* WHAT IS BEING ASKED
Could you copy every line from the material below in which "JSON" appears?

* PROVIDED MATERIAL
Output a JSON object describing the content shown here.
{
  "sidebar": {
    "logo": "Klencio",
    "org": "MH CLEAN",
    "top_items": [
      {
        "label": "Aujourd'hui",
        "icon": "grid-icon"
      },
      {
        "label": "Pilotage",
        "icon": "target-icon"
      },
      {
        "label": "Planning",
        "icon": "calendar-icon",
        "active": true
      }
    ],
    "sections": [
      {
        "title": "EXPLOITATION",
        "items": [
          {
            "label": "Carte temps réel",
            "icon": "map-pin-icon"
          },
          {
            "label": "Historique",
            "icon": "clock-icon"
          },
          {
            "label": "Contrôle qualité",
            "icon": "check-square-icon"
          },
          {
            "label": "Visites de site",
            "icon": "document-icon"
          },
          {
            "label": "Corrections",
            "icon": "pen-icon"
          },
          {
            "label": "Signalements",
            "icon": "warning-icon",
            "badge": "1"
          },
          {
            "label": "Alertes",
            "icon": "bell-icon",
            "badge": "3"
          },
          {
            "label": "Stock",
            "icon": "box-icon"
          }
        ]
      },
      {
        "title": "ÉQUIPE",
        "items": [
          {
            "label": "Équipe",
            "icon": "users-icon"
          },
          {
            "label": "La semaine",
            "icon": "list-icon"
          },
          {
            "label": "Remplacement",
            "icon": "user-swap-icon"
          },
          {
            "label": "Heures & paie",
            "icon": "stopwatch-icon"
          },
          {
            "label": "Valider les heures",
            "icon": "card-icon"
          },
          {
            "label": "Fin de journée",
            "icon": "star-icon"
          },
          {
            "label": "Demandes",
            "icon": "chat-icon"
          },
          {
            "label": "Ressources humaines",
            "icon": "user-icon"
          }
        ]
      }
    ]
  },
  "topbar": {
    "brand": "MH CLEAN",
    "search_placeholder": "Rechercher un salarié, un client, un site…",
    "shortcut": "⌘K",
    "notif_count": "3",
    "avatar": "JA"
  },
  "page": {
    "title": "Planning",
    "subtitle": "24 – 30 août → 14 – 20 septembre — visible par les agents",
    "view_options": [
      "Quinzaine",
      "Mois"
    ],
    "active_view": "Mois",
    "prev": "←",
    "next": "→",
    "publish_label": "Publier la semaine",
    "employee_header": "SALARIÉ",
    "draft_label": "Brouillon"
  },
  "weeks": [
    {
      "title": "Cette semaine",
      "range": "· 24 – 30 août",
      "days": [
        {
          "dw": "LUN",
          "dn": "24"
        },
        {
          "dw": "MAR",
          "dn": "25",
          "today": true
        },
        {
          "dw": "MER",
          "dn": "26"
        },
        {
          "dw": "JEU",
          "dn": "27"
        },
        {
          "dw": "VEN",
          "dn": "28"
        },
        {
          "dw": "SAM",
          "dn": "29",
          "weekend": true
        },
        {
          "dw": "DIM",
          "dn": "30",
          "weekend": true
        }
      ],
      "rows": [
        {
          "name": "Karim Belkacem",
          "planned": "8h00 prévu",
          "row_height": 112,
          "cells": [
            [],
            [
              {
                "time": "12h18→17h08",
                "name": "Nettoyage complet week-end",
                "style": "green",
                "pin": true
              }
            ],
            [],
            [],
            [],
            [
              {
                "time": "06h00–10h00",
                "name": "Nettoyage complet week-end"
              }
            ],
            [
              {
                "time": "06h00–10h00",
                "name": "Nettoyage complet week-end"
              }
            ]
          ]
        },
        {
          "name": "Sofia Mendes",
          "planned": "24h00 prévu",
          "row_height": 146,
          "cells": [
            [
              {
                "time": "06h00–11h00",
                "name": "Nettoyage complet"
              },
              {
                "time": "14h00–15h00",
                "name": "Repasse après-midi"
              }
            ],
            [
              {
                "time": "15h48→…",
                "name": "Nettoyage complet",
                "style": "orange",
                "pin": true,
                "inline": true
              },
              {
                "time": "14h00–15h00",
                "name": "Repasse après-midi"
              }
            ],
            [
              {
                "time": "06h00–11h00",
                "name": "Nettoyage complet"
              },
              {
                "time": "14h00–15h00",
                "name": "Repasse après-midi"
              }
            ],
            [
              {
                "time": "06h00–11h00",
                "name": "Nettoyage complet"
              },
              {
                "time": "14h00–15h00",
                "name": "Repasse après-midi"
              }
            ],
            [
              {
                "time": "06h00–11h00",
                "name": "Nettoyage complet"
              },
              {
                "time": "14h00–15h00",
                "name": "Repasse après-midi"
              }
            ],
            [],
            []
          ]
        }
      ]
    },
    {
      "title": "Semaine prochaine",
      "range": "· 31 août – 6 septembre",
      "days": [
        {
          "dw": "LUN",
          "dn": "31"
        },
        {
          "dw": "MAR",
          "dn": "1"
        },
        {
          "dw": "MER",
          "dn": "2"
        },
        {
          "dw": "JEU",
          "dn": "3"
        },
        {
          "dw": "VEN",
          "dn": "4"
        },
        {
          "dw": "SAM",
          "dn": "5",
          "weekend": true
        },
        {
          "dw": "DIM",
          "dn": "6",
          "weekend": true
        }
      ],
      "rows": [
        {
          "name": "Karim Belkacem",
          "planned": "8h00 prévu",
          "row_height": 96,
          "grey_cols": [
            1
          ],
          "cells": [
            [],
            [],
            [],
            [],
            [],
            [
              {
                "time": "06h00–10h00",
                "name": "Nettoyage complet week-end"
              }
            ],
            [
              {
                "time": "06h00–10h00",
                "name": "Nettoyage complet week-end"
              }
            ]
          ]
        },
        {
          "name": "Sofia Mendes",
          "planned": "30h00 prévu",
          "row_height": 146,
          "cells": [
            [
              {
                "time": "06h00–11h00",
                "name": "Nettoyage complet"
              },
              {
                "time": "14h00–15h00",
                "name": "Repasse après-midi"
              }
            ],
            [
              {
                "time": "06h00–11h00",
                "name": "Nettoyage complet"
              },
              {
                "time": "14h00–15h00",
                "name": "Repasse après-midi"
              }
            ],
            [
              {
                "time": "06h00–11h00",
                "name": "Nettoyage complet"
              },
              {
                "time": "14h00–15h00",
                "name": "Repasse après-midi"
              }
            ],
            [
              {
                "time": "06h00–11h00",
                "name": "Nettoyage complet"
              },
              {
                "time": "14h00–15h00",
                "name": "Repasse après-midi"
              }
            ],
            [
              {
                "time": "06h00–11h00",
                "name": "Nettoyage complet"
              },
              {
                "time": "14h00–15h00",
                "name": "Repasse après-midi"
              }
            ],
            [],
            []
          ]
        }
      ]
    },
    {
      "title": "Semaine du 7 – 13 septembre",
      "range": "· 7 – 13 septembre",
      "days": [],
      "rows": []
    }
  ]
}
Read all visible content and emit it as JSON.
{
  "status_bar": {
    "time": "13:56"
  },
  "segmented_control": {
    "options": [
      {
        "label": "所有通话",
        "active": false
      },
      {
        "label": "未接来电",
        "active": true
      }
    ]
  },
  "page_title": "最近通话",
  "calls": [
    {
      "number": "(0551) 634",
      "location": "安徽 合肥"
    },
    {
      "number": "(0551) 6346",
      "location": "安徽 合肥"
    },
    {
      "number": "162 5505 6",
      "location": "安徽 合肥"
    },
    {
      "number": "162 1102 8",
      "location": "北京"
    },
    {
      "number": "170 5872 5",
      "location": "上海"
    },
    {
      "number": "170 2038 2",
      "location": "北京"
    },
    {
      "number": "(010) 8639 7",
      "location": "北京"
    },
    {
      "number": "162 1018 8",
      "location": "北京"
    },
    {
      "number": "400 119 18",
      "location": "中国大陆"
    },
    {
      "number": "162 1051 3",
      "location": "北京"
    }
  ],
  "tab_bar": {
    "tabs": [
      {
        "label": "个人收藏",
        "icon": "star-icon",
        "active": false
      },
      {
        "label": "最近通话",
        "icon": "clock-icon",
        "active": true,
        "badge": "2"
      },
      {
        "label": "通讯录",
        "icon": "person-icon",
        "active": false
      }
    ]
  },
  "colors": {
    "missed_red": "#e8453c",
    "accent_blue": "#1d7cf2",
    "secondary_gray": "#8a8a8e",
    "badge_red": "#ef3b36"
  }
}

* SOLUTION
Output a JSON object describing the content shown here.
Read all visible content and emit it as JSON.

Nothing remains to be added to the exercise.